Did You Know? 

Acoustic guitars are more susceptible to weather damage compared to electric guitars. Most of the parts on an acoustic guitar are glued on, and they are built with less wood and thus have thinner bodies. They are significantly impacted by hot and cold weather.

Damage Guitar

The Right Care to Prevent Damage

There are several options and methods to protect your guitar from such damage. All it takes is a little bit of time and effort to understand how weather and temperature can harm your instrument. With devices such as hydrometers and humidifiers, which are designed to protect guitars from such damage, it is easy to extend the life of your guitar. 

Knowing how to take care of your guitar should be an essential part of your music journey. Here are some ways to protect your guitar and prevent damage:

·        It is best to store your guitar in a hard case to protect it from the natural elements and any mishaps due to mishandling.  

·        It helps to understand and stay informed about the weather in your region and how it can impact your guitar. You can also monitor the humidity in your guitar case with a digital hydrometer.  

·        Ideally, guitars are safest at 45–55 percent relative humidity.1 Use humidifiers to maintain temperature levels. These can be placed inside the guitar case. Some two-way devices available today can both add and remove moisture from the case.

·        If exposed to harsh weather, let your guitar sit in its case for a while so that it can adjust to room temperature. This will allow the glue to regain its normal adhesive quality. 

About BYJU’S FutureSchool

BYJU’S FutureSchool’s music curriculum was developed to empower the next generation of guitar players. It introduces children to the wondrous world of music and instills them with a passion that lasts a lifetime. Kids learn through research-based teaching methods that range from live sessions to one-to-one challenges with interactive projects that unleash their musical creativity in a fun and nurturing environment.

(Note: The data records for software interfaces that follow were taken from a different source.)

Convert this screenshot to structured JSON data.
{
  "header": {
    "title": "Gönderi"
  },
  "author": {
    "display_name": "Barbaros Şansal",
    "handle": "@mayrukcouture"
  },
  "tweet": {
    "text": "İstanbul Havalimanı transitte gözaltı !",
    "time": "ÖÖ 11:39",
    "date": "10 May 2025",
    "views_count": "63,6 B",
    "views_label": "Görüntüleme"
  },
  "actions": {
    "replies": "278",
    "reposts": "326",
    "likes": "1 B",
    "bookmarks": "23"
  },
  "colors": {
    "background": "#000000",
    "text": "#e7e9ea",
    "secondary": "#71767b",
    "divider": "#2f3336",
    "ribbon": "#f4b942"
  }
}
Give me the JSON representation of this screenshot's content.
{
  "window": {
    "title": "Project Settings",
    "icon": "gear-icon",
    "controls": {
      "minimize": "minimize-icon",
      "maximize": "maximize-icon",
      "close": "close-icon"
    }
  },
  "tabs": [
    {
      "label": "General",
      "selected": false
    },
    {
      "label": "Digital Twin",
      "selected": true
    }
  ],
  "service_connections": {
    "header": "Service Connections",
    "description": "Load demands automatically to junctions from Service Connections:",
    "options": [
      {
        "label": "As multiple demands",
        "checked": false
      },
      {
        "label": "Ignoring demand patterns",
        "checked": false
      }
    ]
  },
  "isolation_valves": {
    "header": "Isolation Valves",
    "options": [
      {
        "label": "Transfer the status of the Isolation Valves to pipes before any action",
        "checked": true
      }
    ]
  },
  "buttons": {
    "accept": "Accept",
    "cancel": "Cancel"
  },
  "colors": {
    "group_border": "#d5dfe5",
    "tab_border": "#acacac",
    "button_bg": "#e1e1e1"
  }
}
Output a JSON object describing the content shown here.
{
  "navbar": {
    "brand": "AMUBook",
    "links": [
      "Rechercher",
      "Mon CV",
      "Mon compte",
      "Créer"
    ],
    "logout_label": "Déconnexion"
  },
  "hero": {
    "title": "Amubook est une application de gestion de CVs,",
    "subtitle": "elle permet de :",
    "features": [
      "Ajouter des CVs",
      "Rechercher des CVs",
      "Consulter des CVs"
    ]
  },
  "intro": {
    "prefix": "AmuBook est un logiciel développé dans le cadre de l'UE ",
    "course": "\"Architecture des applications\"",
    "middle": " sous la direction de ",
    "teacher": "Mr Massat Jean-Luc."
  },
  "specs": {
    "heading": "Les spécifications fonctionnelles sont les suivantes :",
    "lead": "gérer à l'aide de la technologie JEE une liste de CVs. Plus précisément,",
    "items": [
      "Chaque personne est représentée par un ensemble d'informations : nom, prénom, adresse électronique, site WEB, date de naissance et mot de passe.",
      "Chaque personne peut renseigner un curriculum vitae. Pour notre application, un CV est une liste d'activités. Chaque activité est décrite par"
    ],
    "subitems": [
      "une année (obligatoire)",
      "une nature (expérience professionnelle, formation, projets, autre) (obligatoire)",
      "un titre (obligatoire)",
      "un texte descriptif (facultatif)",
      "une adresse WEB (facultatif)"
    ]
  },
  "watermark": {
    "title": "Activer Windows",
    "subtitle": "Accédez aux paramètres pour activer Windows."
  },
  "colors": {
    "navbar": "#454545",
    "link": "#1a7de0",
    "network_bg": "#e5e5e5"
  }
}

  1. Symptoms of a wet guitar [Internet]. Taylor Guitars. [cited 2022Mar9]. Available from: – “The ideal humidity range for your guitar is 45-55% relative humidity (RH).”